6)  My son started to eat a lot at age 13, and eats more every day.  He will not eat the low cost foods or leftovers unless I cook it up and hand him a plate.  Hard to get him to make PB&J sandwiches for himself when there is a frozen pizza in the fridge for a "snack".  Food costs jumped in a major way because of this.  Yet he is skinny, so I am happy to have him eating, so I buy foods that work for him even if more money.  My guess is $200 per month more just for 1 teenage boy.

7)  Driving lessons and driver testing fees, and adding insurance onto the car at age 16...  $1000 ? (YMMV).

8)  Vacations start to cost more, as you want more room than a small double bed hotel room, or in my case, we are going overseas for the first time, as they are old enough to "get" it now.  We also bought a larger car for the leg room for long camping car trips.

9)  Ages 7-13 came with the large lumpy expenses for braces, speech therapy, or vision and other therapy issues, etc.  All the stuff most parents would look to pay for kids, plan $8000 per kid for this, just in case.   Sport and camp fees are the highest in this age group, before they settle down to one sport, or choose sports just through high school.  They also outgrow sport gear and bicycles every other year during these ages.   We also spent more for family time skiing in this age.

10)  Long-term Education costs -- we saved the same amount each year from when they were babies, so no change, other than the misc. fees that hit in grade 12 for applications and college tours. (see above).

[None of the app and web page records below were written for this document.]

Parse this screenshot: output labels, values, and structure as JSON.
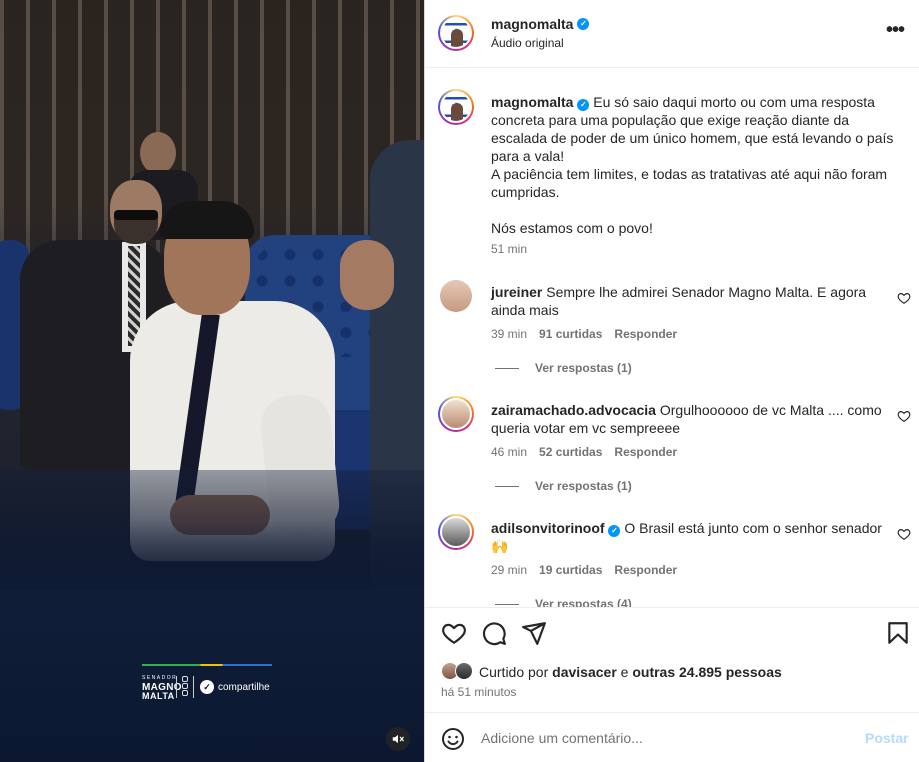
{
  "post": {
    "username": "magnomalta",
    "audio_label": "Áudio original"
  },
  "media": {
    "watermark": {
      "top": "SENADOR",
      "name_line1": "MAGNO",
      "name_line2": "MALTA",
      "share_label": "compartilhe"
    },
    "mute_icon": "speaker-muted-icon"
  },
  "caption": {
    "username": "magnomalta",
    "text": "Eu só saio daqui morto ou com uma resposta concreta para uma população que exige reação diante da escalada de poder de um único homem, que está levando o país para a vala!\nA paciência tem limites, e todas as tratativas até aqui não foram cumpridas.\n\nNós estamos com o povo!",
    "time": "51 min"
  },
  "comments": [
    {
      "username": "jureiner",
      "verified": false,
      "text": "Sempre lhe admirei Senador Magno Malta. E agora ainda mais",
      "time": "39 min",
      "likes": "91 curtidas",
      "reply_label": "Responder",
      "view_replies": "Ver respostas (1)"
    },
    {
      "username": "zairamachado.advocacia",
      "verified": false,
      "text": "Orgulhoooooo de vc Malta .... como queria votar em vc sempreeee",
      "time": "46 min",
      "likes": "52 curtidas",
      "reply_label": "Responder",
      "view_replies": "Ver respostas (1)"
    },
    {
      "username": "adilsonvitorinoof",
      "verified": true,
      "text": "O Brasil está junto com o senhor senador 🙌",
      "time": "29 min",
      "likes": "19 curtidas",
      "reply_label": "Responder",
      "view_replies": "Ver respostas (4)"
    }
  ],
  "likes": {
    "prefix": "Curtido por",
    "user": "davisacer",
    "connector": "e",
    "others": "outras 24.895 pessoas",
    "ago": "há 51 minutos"
  },
  "add_comment": {
    "placeholder": "Adicione um comentário...",
    "post_label": "Postar"
  },
  "colors": {
    "verified": "#0095f6",
    "post_disabled": "#b3dbff",
    "secondary_text": "#737373"
  },
  "icons": [
    "heart-icon",
    "comment-icon",
    "share-icon",
    "bookmark-icon",
    "emoji-icon",
    "more-options-icon",
    "verified-badge-icon",
    "speaker-muted-icon"
  ]
}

Note -- after the youngest was 2 years, we did not pay for daycare.... only preschool, extra ciriculars and summer camps for enrichment... so the comments about them being cheaper, older, is not quite true for all.